Whichever lines of the entries hold the word "this" should be identified and copied.
Start of Material provided
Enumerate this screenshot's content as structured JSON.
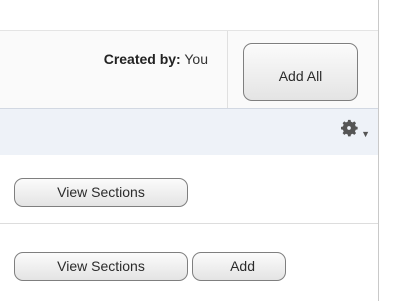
{
  "header": {
    "created_by_label": "Created by:",
    "created_by_value": "You",
    "add_all_label": "Add All"
  },
  "toolbar": {
    "settings_icon": "gear-icon"
  },
  "rows": [
    {
      "view_sections_label": "View Sections"
    },
    {
      "view_sections_label": "View Sections",
      "add_label": "Add"
    }
  ],
  "colors": {
    "toolbar_bg": "#eef2f8",
    "header_bg": "#fafafa",
    "button_border": "#7f7f7f"
  }
}
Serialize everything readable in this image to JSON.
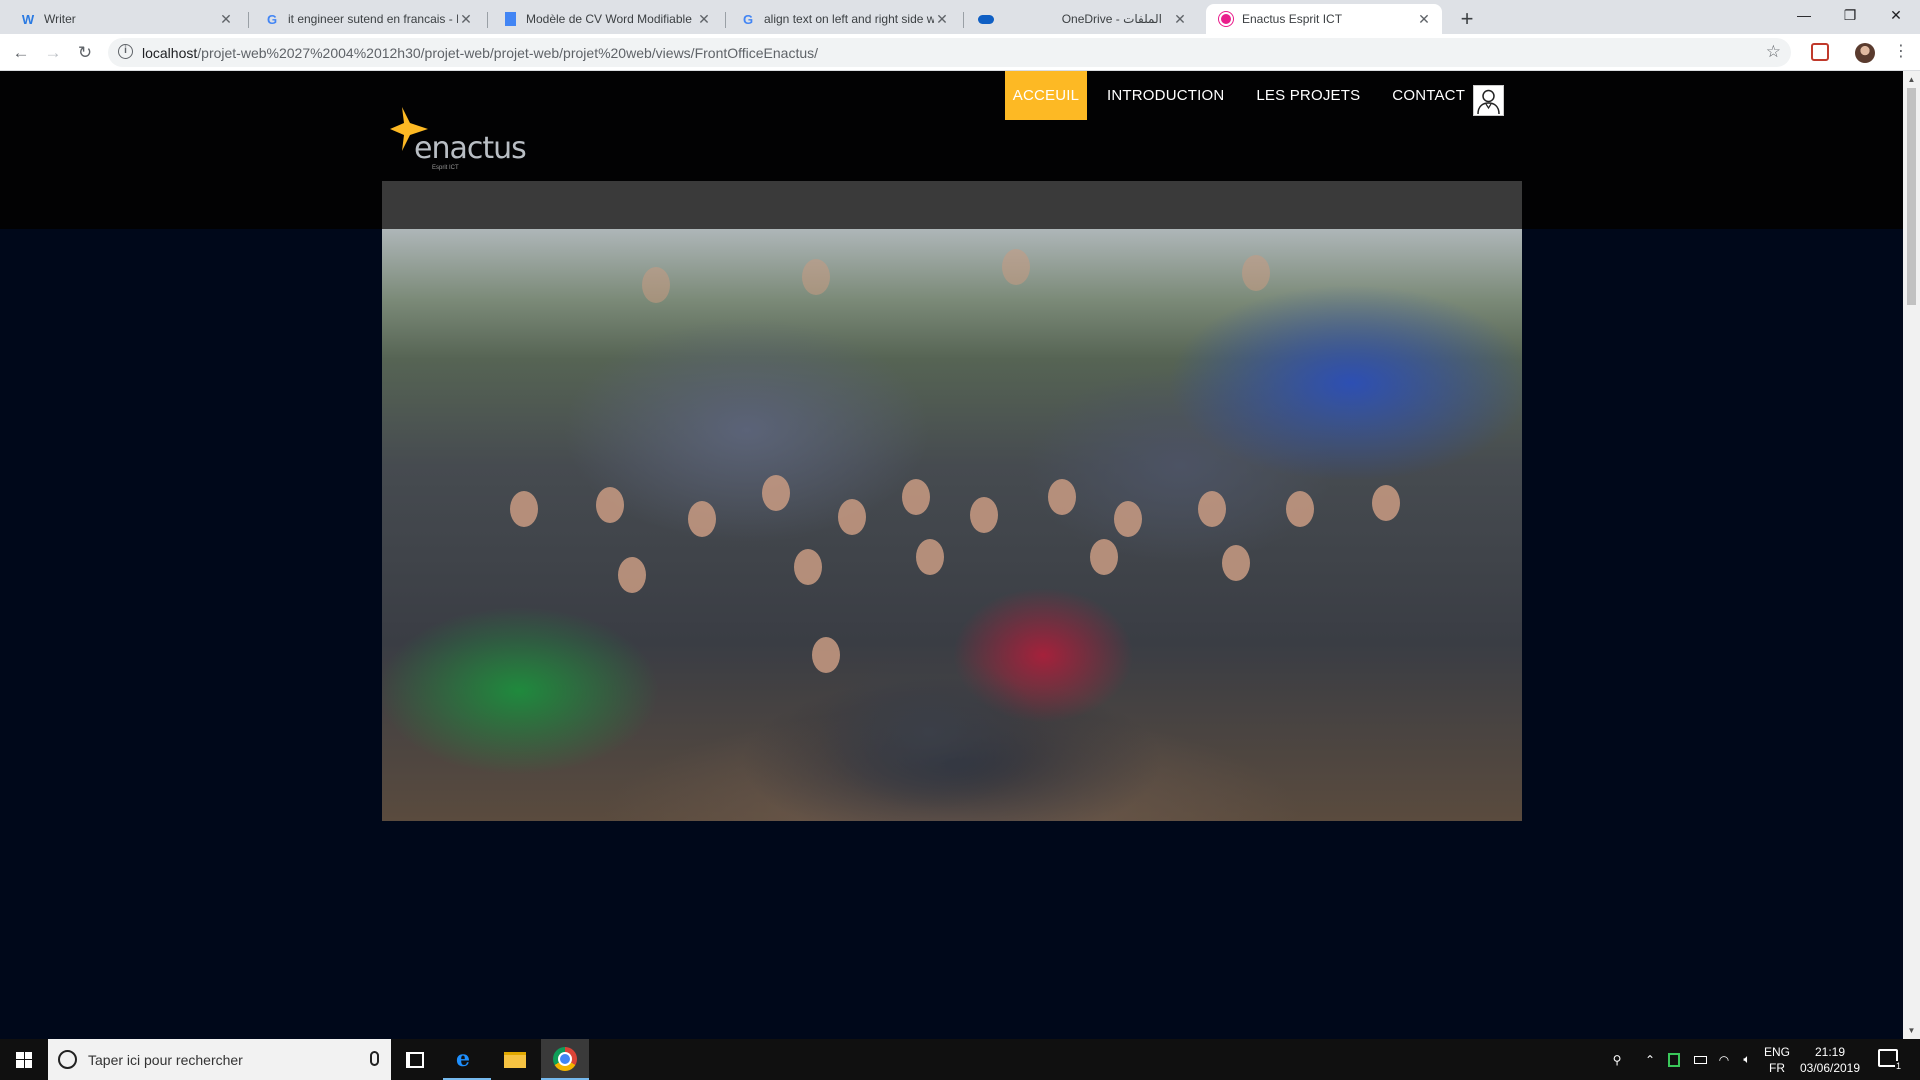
{
  "browser": {
    "tabs": [
      {
        "title": "Writer",
        "icon": "writer-icon",
        "active": false
      },
      {
        "title": "it engineer sutend en francais - R",
        "icon": "google-icon",
        "active": false
      },
      {
        "title": "Modèle de CV Word Modifiable (",
        "icon": "docs-icon",
        "active": false
      },
      {
        "title": "align text on left and right side w",
        "icon": "google-icon",
        "active": false
      },
      {
        "title": "OneDrive - الملفات",
        "icon": "onedrive-icon",
        "active": false
      },
      {
        "title": "Enactus Esprit ICT",
        "icon": "enactus-icon",
        "active": true
      }
    ],
    "url_host": "localhost",
    "url_path": "/projet-web%2027%2004%2012h30/projet-web/projet-web/projet%20web/views/FrontOfficeEnactus/"
  },
  "site": {
    "logo_text": "enactus",
    "logo_sub": "Esprit ICT",
    "nav": [
      {
        "label": "ACCEUIL",
        "active": true
      },
      {
        "label": "INTRODUCTION",
        "active": false
      },
      {
        "label": "LES PROJETS",
        "active": false
      },
      {
        "label": "CONTACT",
        "active": false
      }
    ],
    "accent_color": "#fdb924",
    "background_color": "#00081a"
  },
  "taskbar": {
    "search_placeholder": "Taper ici pour rechercher",
    "lang_line1": "ENG",
    "lang_line2": "FR",
    "time": "21:19",
    "date": "03/06/2019",
    "notification_count": "1"
  }
}
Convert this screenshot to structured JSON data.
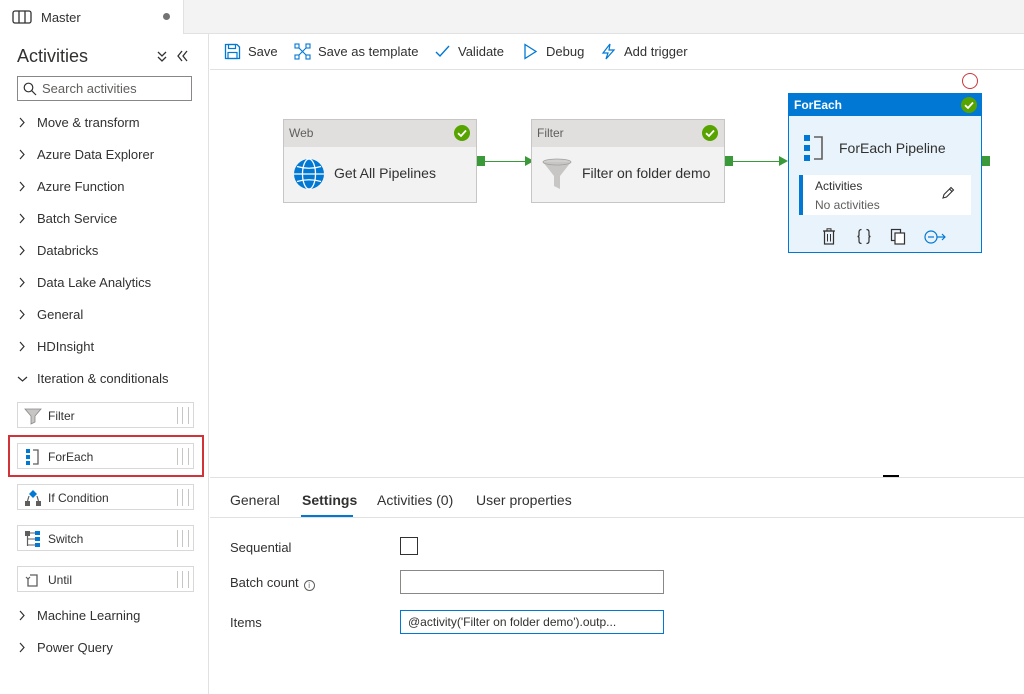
{
  "tab": {
    "title": "Master"
  },
  "sidebar": {
    "title": "Activities",
    "search_placeholder": "Search activities",
    "categories_top": [
      "Move & transform",
      "Azure Data Explorer",
      "Azure Function",
      "Batch Service",
      "Databricks",
      "Data Lake Analytics",
      "General",
      "HDInsight"
    ],
    "expanded_category": "Iteration & conditionals",
    "activities": [
      "Filter",
      "ForEach",
      "If Condition",
      "Switch",
      "Until"
    ],
    "categories_bottom": [
      "Machine Learning",
      "Power Query"
    ]
  },
  "toolbar": {
    "save": "Save",
    "save_template": "Save as template",
    "validate": "Validate",
    "debug": "Debug",
    "add_trigger": "Add trigger"
  },
  "canvas": {
    "web": {
      "type": "Web",
      "title": "Get All Pipelines"
    },
    "filter": {
      "type": "Filter",
      "title": "Filter on folder demo"
    },
    "foreach": {
      "type": "ForEach",
      "title": "ForEach Pipeline",
      "activities_label": "Activities",
      "activities_value": "No activities"
    }
  },
  "properties": {
    "tabs": [
      "General",
      "Settings",
      "Activities (0)",
      "User properties"
    ],
    "active_tab": "Settings",
    "sequential_label": "Sequential",
    "batch_count_label": "Batch count",
    "batch_count_value": "",
    "items_label": "Items",
    "items_value": "@activity('Filter on folder demo').outp..."
  },
  "colors": {
    "accent": "#0078d4",
    "success": "#57a300",
    "connector": "#3a9a3a",
    "highlight": "#d13438"
  },
  "icons": {
    "tab": "pipeline-icon",
    "web": "globe-icon",
    "filter": "funnel-icon",
    "foreach": "foreach-icon",
    "status": "check-circle-icon"
  }
}
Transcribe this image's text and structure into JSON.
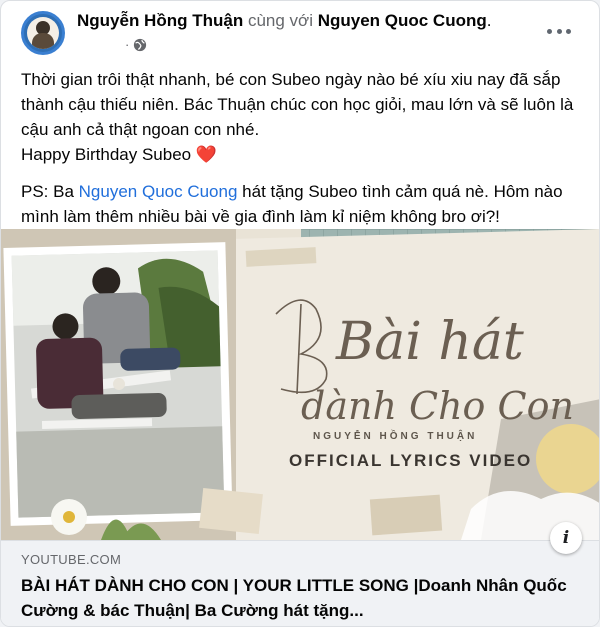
{
  "post": {
    "author": "Nguyễn Hồng Thuận",
    "with_text": "cùng với",
    "tagged": "Nguyen Quoc Cuong",
    "tagged_suffix": ".",
    "meta_dot": "·",
    "privacy_icon": "globe-icon",
    "more_icon": "more-dots-icon",
    "paragraph1": "Thời gian trôi thật nhanh, bé con Subeo ngày nào bé xíu xiu nay đã sắp thành cậu thiếu niên. Bác Thuận chúc con học giỏi, mau lớn và sẽ luôn là cậu anh cả thật ngoan con nhé.",
    "birthday_line": "Happy Birthday Subeo",
    "heart_emoji": "❤️",
    "ps_prefix": "PS: Ba",
    "ps_mention": "Nguyen Quoc Cuong",
    "ps_rest": "hát tặng Subeo tình cảm quá nè. Hôm nào mình làm thêm nhiều bài về gia đình làm kỉ niệm không bro ơi?!"
  },
  "thumbnail": {
    "script_line1": "Bài hát",
    "script_line2": "dành Cho Con",
    "byline": "NGUYỄN HỒNG THUẬN",
    "label": "OFFICIAL LYRICS VIDEO",
    "info_icon": "info-icon",
    "info_glyph": "i"
  },
  "link_preview": {
    "domain": "YOUTUBE.COM",
    "title": "BÀI HÁT DÀNH CHO CON | YOUR LITTLE SONG |Doanh Nhân Quốc Cường & bác Thuận| Ba Cường hát tặng..."
  },
  "colors": {
    "mention": "#216fdb",
    "text": "#050505",
    "secondary": "#65676b",
    "avatar_ring": "#3a7fd1"
  }
}
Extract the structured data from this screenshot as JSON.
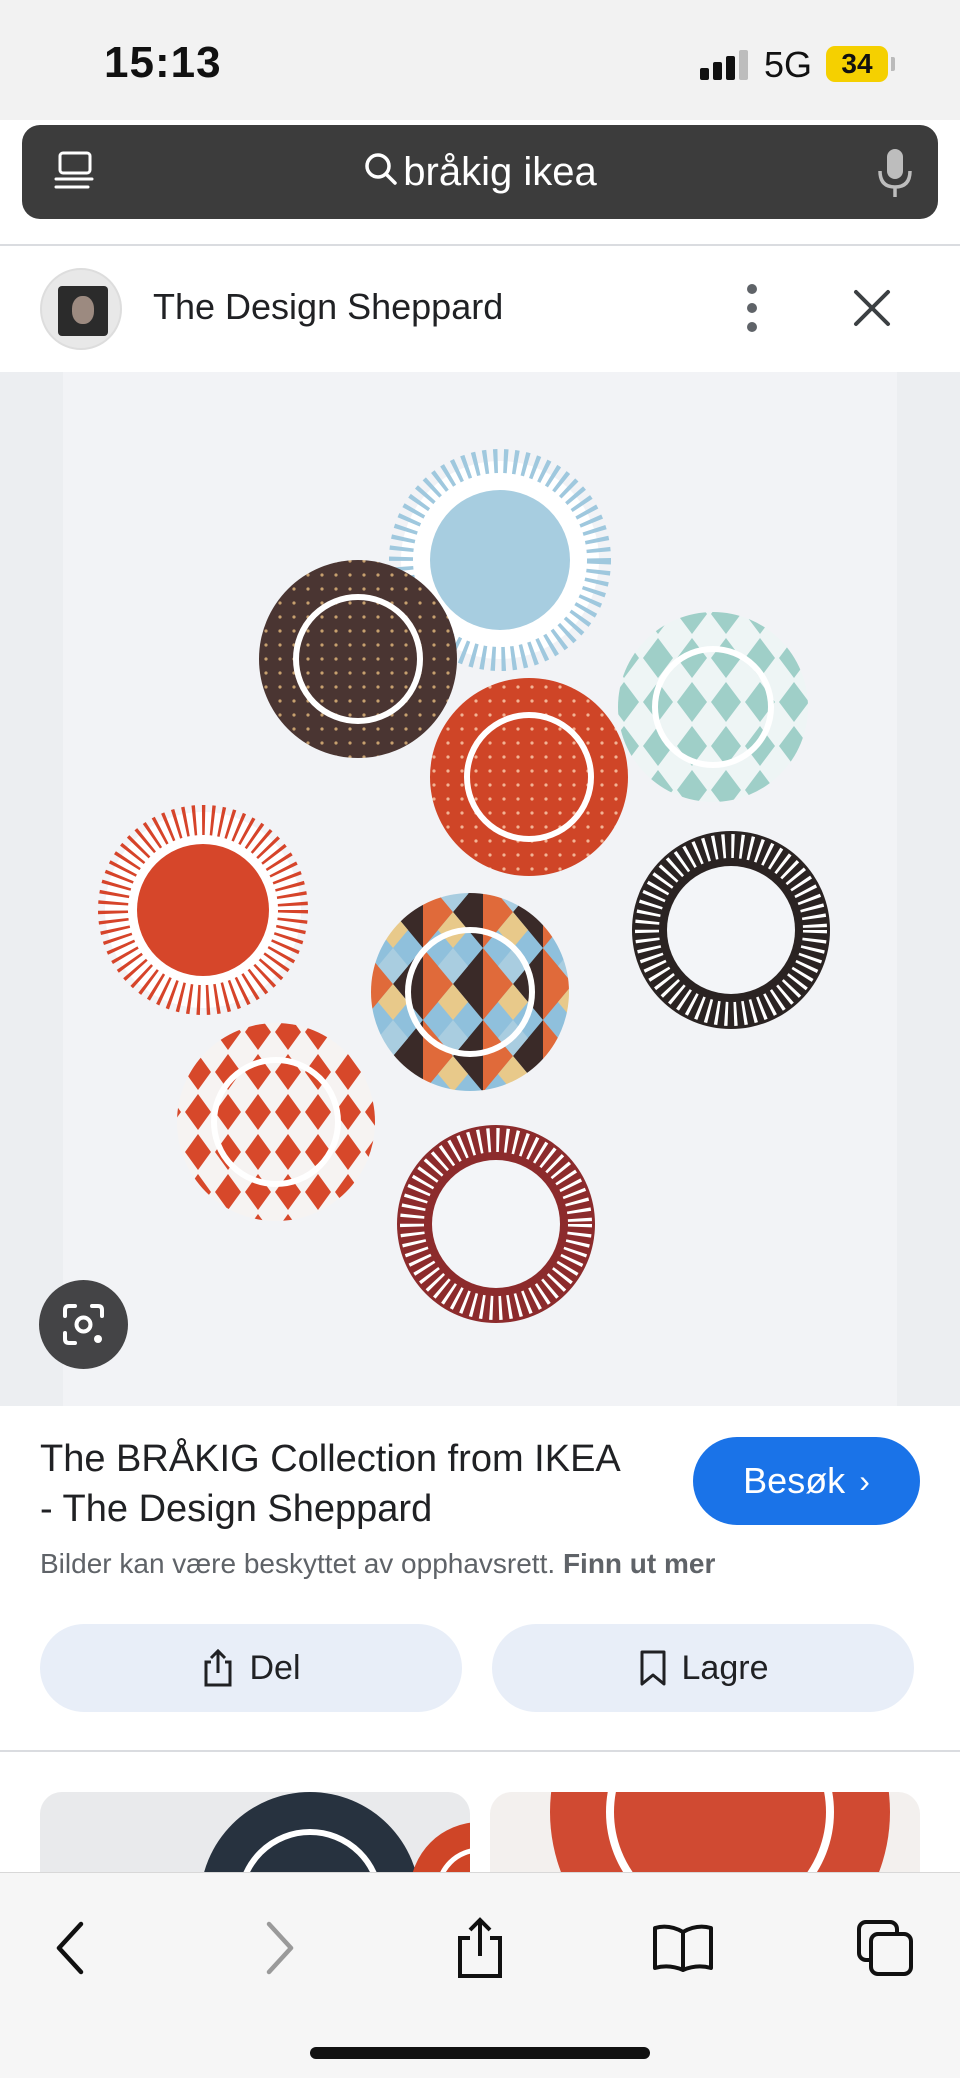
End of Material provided
Result below
Enumerate this screenshot's content as structured JSON.
Serialize everything readable in this image to JSON.
Convert this screenshot to structured JSON data.
Transcribe this image's text and structure into JSON.
Extract the structured data from this screenshot as JSON.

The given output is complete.